    The guys over at SNESdev gave me a tip that the Orphic Vipers were just using multiplied sine waves to position the link pieces. Here's our variation on that idea, it worked like a charm (WIP assets, of course):

    [​IMG]

    So the most immediately pressing issue is solved. Alien-Soldier-bosses are going to be a much more complicated thing, though. I was hoping to never directly deal with matrix multiplication ever again, after getting my Master's! :specialed:

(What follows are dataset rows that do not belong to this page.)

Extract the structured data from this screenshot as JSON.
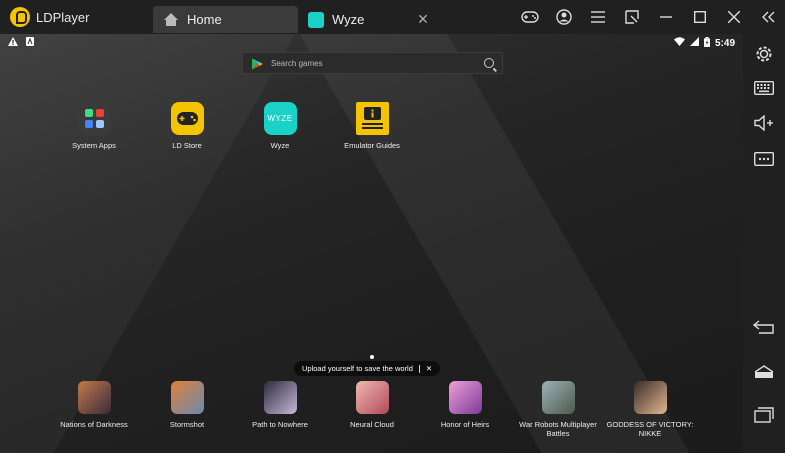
{
  "titlebar": {
    "app_name": "LDPlayer",
    "tabs": [
      {
        "label": "Home",
        "icon": "home-icon",
        "active": true
      },
      {
        "label": "Wyze",
        "icon": "wyze-icon",
        "active": false,
        "close": "✕"
      }
    ],
    "icons": [
      "gamepad-icon",
      "account-icon",
      "menu-icon",
      "screen-record-icon",
      "minimize-icon",
      "maximize-icon",
      "close-icon",
      "collapse-sidebar-icon"
    ]
  },
  "statusbar": {
    "left_icons": [
      "warning-icon",
      "notification-icon"
    ],
    "right_icons": [
      "wifi-icon",
      "signal-icon",
      "battery-icon"
    ],
    "time": "5:49"
  },
  "search": {
    "placeholder": "Search games"
  },
  "apps": [
    {
      "label": "System Apps",
      "icon": "system-apps-icon"
    },
    {
      "label": "LD Store",
      "icon": "ld-store-icon"
    },
    {
      "label": "Wyze",
      "icon": "wyze-app-icon",
      "icon_text": "WYZE"
    },
    {
      "label": "Emulator Guides",
      "icon": "emulator-guides-icon"
    }
  ],
  "games": [
    {
      "label": "Nations of Darkness",
      "color": "#7a4a3a"
    },
    {
      "label": "Stormshot",
      "color": "#b85a2a"
    },
    {
      "label": "Path to Nowhere",
      "color": "#5a4a6a"
    },
    {
      "label": "Neural Cloud",
      "color": "#c98a8a"
    },
    {
      "label": "Honor of Heirs",
      "color": "#c46ab0"
    },
    {
      "label": "War Robots Multiplayer Battles",
      "color": "#6a7a6a"
    },
    {
      "label": "GODDESS OF VICTORY: NIKKE",
      "color": "#8a6a5a"
    }
  ],
  "toast": {
    "text": "Upload yourself to save the world",
    "close": "✕"
  },
  "sidebar": {
    "icons": [
      "settings-icon",
      "keyboard-icon",
      "volume-up-icon",
      "more-icon",
      "back-icon",
      "home-nav-icon",
      "recents-icon"
    ]
  },
  "colors": {
    "accent": "#f5c400",
    "wyze": "#1ad2c8",
    "titlebar": "#202020",
    "active_tab": "#3b3b3b"
  }
}
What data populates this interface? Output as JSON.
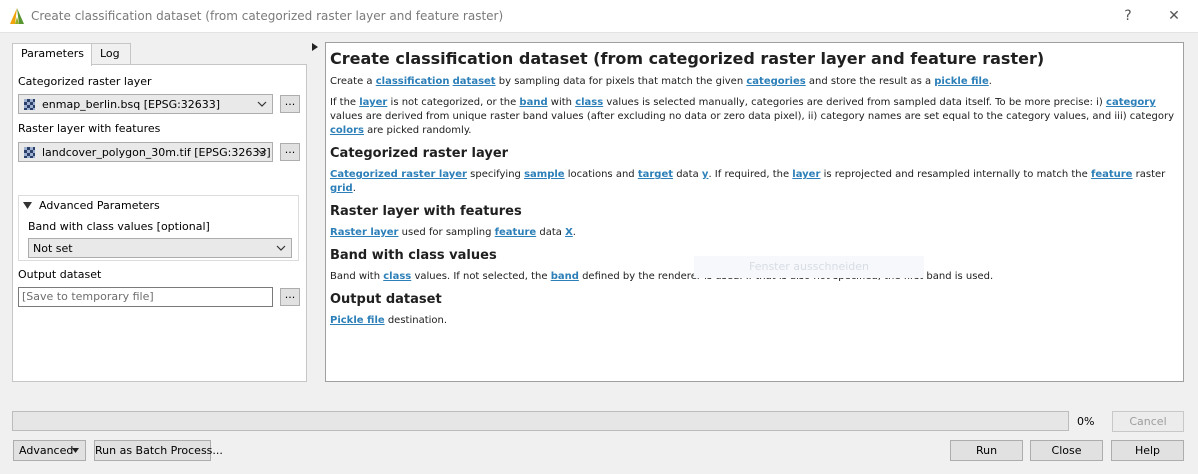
{
  "window": {
    "title": "Create classification dataset (from categorized raster layer and feature raster)",
    "help_btn": "?",
    "close_btn": "✕"
  },
  "tabs": [
    "Parameters",
    "Log"
  ],
  "params": {
    "categorized_label": "Categorized raster layer",
    "categorized_value": "enmap_berlin.bsq [EPSG:32633]",
    "features_label": "Raster layer with features",
    "features_value": "landcover_polygon_30m.tif [EPSG:32633]",
    "browse": "...",
    "advanced_label": "Advanced Parameters",
    "band_label": "Band with class values [optional]",
    "band_value": "Not set",
    "output_label": "Output dataset",
    "output_placeholder": "[Save to temporary file]",
    "output_browse": "..."
  },
  "help": {
    "title": "Create classification dataset (from categorized raster layer and feature raster)",
    "intro": [
      {
        "t": "Create a "
      },
      {
        "a": "classification"
      },
      {
        "t": " "
      },
      {
        "a": "dataset"
      },
      {
        "t": " by sampling data for pixels that match the given "
      },
      {
        "a": "categories"
      },
      {
        "t": " and store the result as a "
      },
      {
        "a": "pickle file"
      },
      {
        "t": "."
      }
    ],
    "details": [
      {
        "t": "If the "
      },
      {
        "a": "layer"
      },
      {
        "t": " is not categorized, or the "
      },
      {
        "a": "band"
      },
      {
        "t": " with "
      },
      {
        "a": "class"
      },
      {
        "t": " values is selected manually, categories are derived from sampled data itself. To be more precise: i) "
      },
      {
        "a": "category"
      },
      {
        "t": " values are derived from unique raster band values (after excluding no data or zero data pixel), ii) category names are set equal to the category values, and iii) category "
      },
      {
        "a": "colors"
      },
      {
        "t": " are picked randomly."
      }
    ],
    "sections": [
      {
        "heading": "Categorized raster layer",
        "parts": [
          {
            "a": "Categorized raster layer"
          },
          {
            "t": " specifying "
          },
          {
            "a": "sample"
          },
          {
            "t": " locations and "
          },
          {
            "a": "target"
          },
          {
            "t": " data "
          },
          {
            "a": "y"
          },
          {
            "t": ". If required, the "
          },
          {
            "a": "layer"
          },
          {
            "t": " is reprojected and resampled internally to match the "
          },
          {
            "a": "feature"
          },
          {
            "t": " raster "
          },
          {
            "a": "grid"
          },
          {
            "t": "."
          }
        ]
      },
      {
        "heading": "Raster layer with features",
        "parts": [
          {
            "a": "Raster layer"
          },
          {
            "t": " used for sampling "
          },
          {
            "a": "feature"
          },
          {
            "t": " data "
          },
          {
            "a": "X"
          },
          {
            "t": "."
          }
        ]
      },
      {
        "heading": "Band with class values",
        "parts": [
          {
            "t": "Band with "
          },
          {
            "a": "class"
          },
          {
            "t": " values. If not selected, the "
          },
          {
            "a": "band"
          },
          {
            "t": " defined by the renderer is used. If that is also not specified, the first band is used."
          }
        ]
      },
      {
        "heading": "Output dataset",
        "parts": [
          {
            "a": "Pickle file"
          },
          {
            "t": " destination."
          }
        ]
      }
    ],
    "ghost_tooltip": "Fenster ausschneiden"
  },
  "progress": {
    "value": 0,
    "label": "0%"
  },
  "buttons": {
    "cancel": "Cancel",
    "advanced": "Advanced",
    "batch": "Run as Batch Process...",
    "run": "Run",
    "close": "Close",
    "help": "Help"
  },
  "colors": {
    "link": "#2c7fb8",
    "progress": "#06b025"
  },
  "icons": [
    "qgis-logo-icon",
    "raster-layer-icon",
    "chevron-down-icon",
    "triangle-down-icon",
    "triangle-right-icon",
    "help-icon",
    "close-icon"
  ]
}
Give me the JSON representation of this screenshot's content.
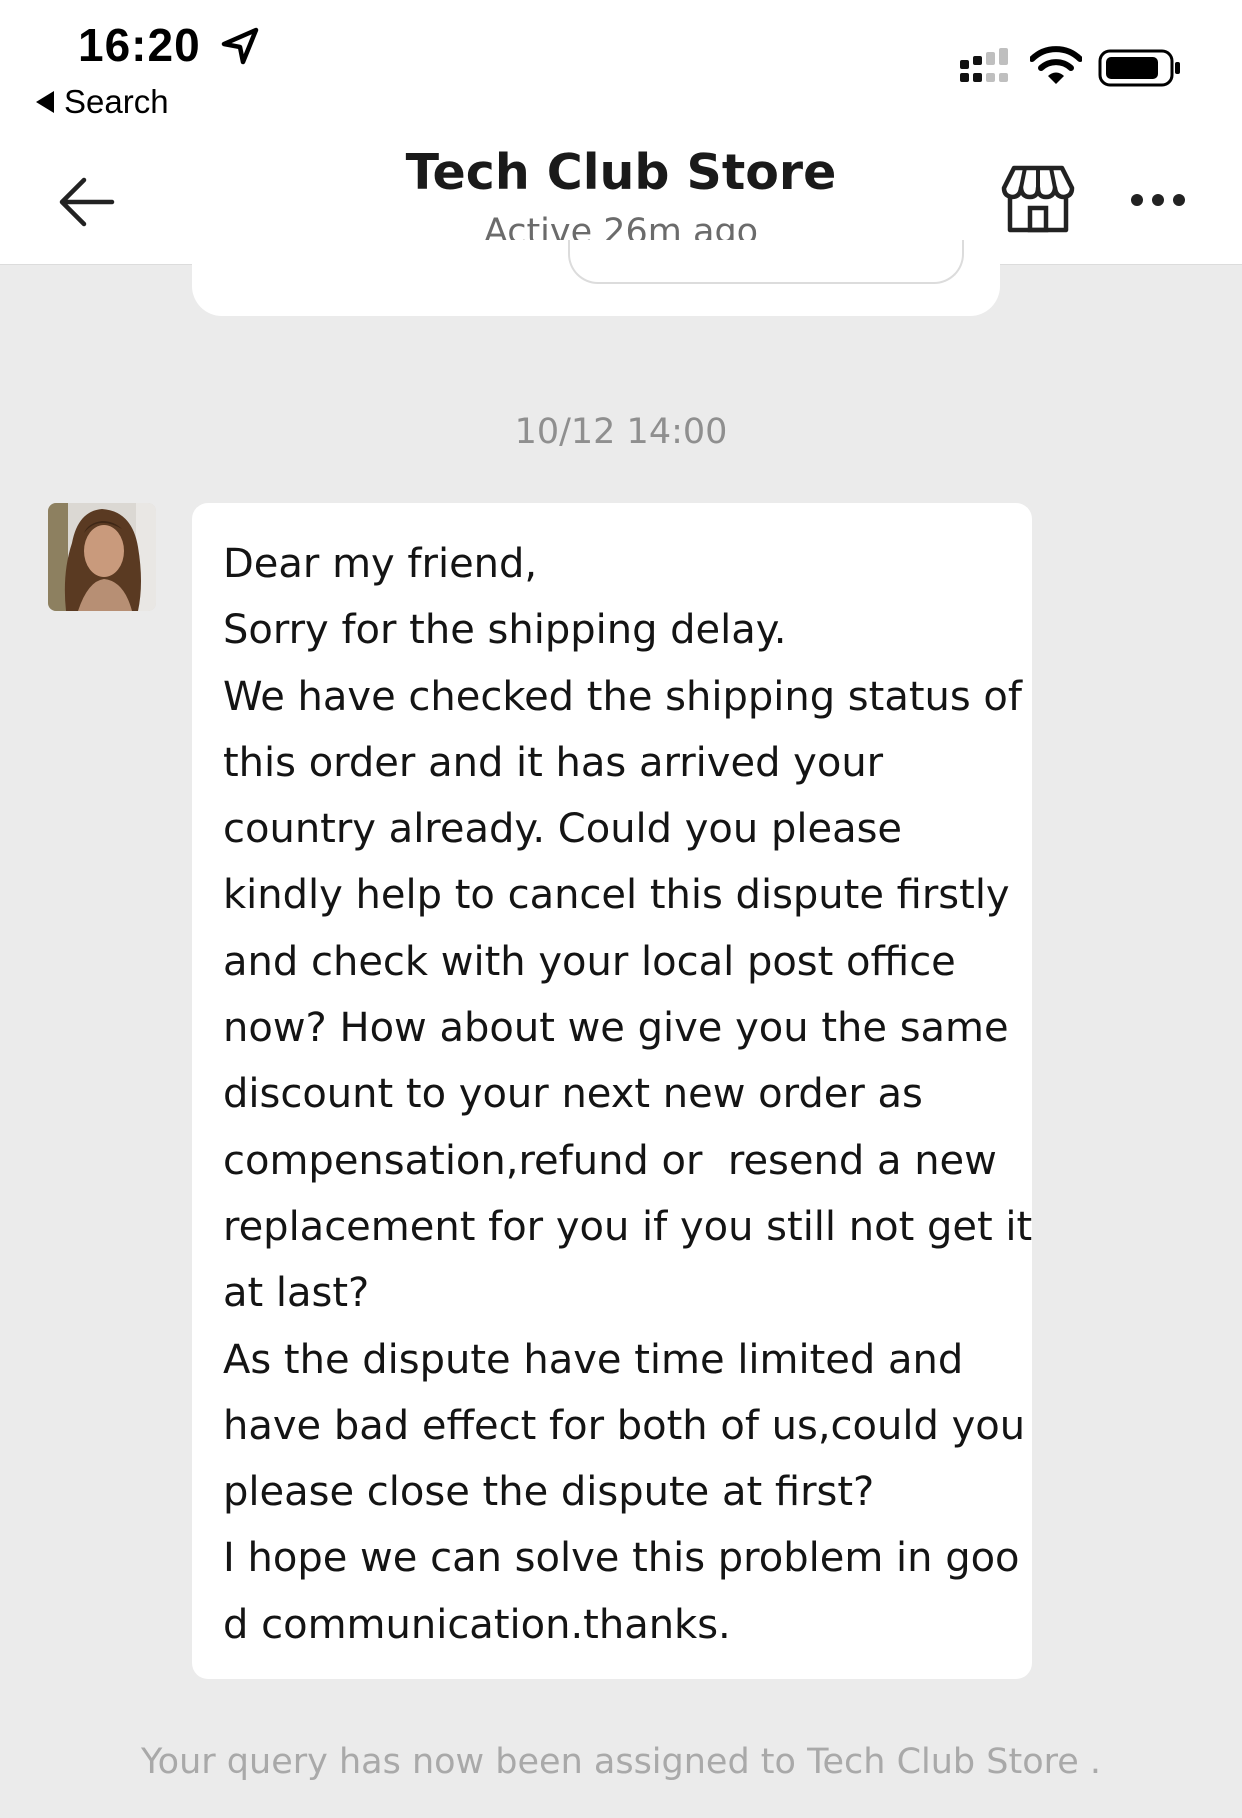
{
  "status_bar": {
    "time": "16:20",
    "back_label": "Search",
    "icons": [
      "location-arrow-icon",
      "cellular-signal-icon",
      "wifi-icon",
      "battery-icon"
    ]
  },
  "header": {
    "title": "Tech Club Store",
    "subtitle": "Active 26m ago",
    "icons": [
      "back-arrow-icon",
      "store-icon",
      "more-icon"
    ]
  },
  "chat": {
    "timestamp": "10/12 14:00",
    "message_lines": [
      "Dear my friend,",
      "Sorry for the shipping delay.",
      "We have checked the shipping status of",
      "this order and it has arrived your",
      "country already. Could you please",
      "kindly help to cancel this dispute firstly",
      "and check with your local post office",
      "now? How about we give you the same",
      "discount to your next new order as",
      "compensation,refund or  resend a new",
      "replacement for you if you still not get it",
      "at last?",
      "As the dispute have time limited and",
      "have bad effect for both of us,could you",
      "please close the dispute at first?",
      "I hope we can solve this problem in goo",
      "d communication.thanks."
    ],
    "system_note": "Your query has now been assigned to Tech Club Store ."
  },
  "colors": {
    "background": "#ebebeb",
    "bubble": "#ffffff",
    "muted_text": "#8f8f8f"
  }
}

    The guys in that thread also referred me to the Spline library, which has bindings for the graphics library I'm using; I haven't looked very far into it yet. The examples look cool, but many of them also have a weird unnatural Flash-animated quality, so we'll see how it goes; I'm still really hoping I won't have to roll my own for this one in any significant regard. I'll update this thread again once I figure out the more complicated bosses.

    (Another example I'd love to hear more about, by the way: Spinderella from Dynamite Headdy. We have a bizarre psuedo-3D fight coming up, which is structured kind of similarly to this guy. I doubt knowing exactly how he works will be insightful in any practical way for me, but I'm sure it would be cool trivia.)
     
    Last edited: Sep 4, 2019